Removing yourself from a mailing list

I wanted to remove myself from a mailing list today, but there was no unsubscribe link in the email footer. The list was legitimate, and I don’t suspect that the operators were intentionally trying to lock me in, but it didn’t help my situation. The content just is not as relevant to me as it used to me.

I had this nagging sensation that I’d already attempted to remove myself from the list before, and that it might have been a problem with me using my work email vs. my personal email, even though they end up in the same inbox. As such, I used the View > Message > Long Headers function of Apple’s Mail application to see what address the email was actually being sent to. Doing so revealed a bunch of other headers that Mailman had added to the email that I found really useful.

Of note is the the List-Unsubscribe header, which shows both a URL and an email address (and subject) that can be used to unsubscribe from the list. Hitting the URL didn’t work for me (it might not be configured to listen on that port anymore) but sending an email with the right subject to the right address worked a treat, and instigated the three-way handshake that’s commonly used to confirm I am who I say I am, and I want to leave the list.

My digital self

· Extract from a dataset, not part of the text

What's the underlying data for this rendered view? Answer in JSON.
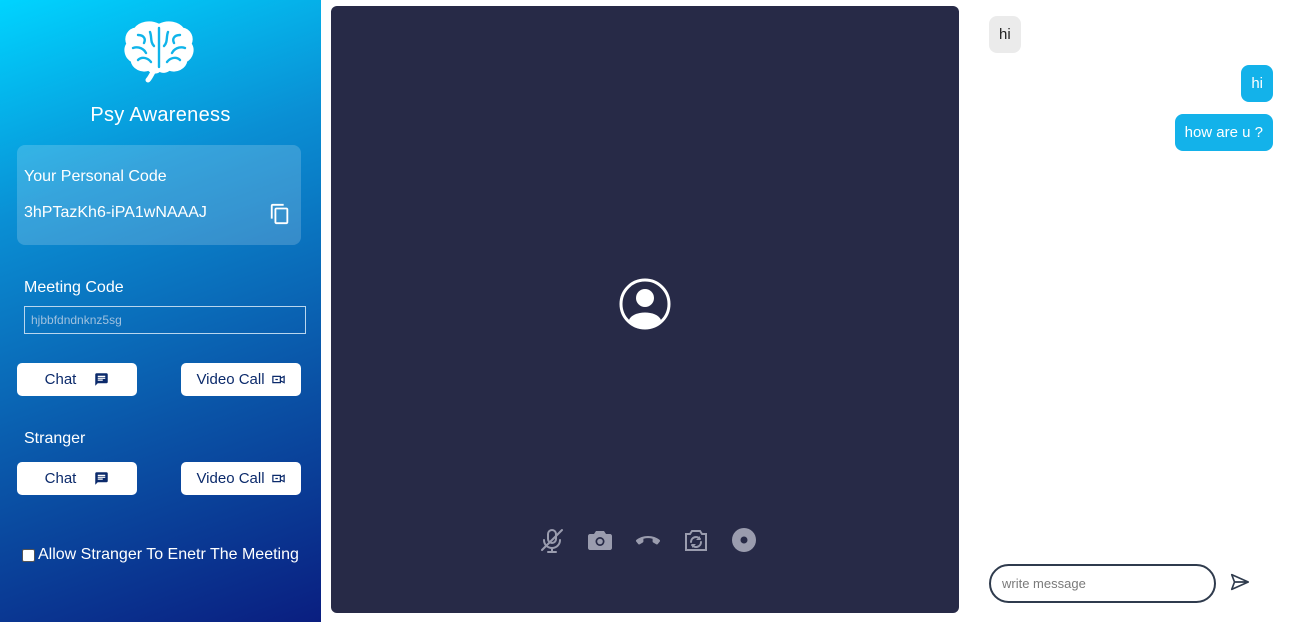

Me, digitallyThe short version: on Xbox Live, the online network that allows you to play games and connect with friends via your Xbox 360 over the internet, you have an avatar. This avatar is a digital representation of yourself and is actually used in some games to represent your character. For example, in Guitar Hero 5, my avatar is on stage rocking out with a bass guitar (along with Magdalena, and any other friends I might be playing with).

With the introduction of avatars a few years ago, Microsoft gave users the ability to customize not only the physical appearance (sex, face, height etc) but also let you dress for success. You’ll notice that my avatar has a beard and kinda looks like me, and wears a Cleveland Indians hat, jeans Adidas sneakers and a black hoodie. Or, if you’re viewing this after September 15th, 2010, I could be wearing something entirely different. That’s also important to note: I actually take the time to change how I look online if I get bored, or no longer think that my mini-me represents me accurately anymore. According to the last paragraph in Randy’s excellent article about the Avatar Marketplace, he does the same thing too. I bet a fair few people do.

Here’s my idea, which is actually two ideas rolled into one. I would like the ability to dress my avatar how I like, then click a button and purchase those clothes in real life. Conversely, I’d like to buy some new clothes in real life, and receive an Xbox code that I can use to unlock the digital equivalent online.

Considering Microsoft have arrangements with a lot of recognized brands already, including Adidas, Quicksilver, Diesel, Burton and Roxy, as well as the facilities to enable online trade (with both real currency and Microsoft Points, the online currency used within Live for micro-transactions), it wouldn’t be much of a leap to connect these up.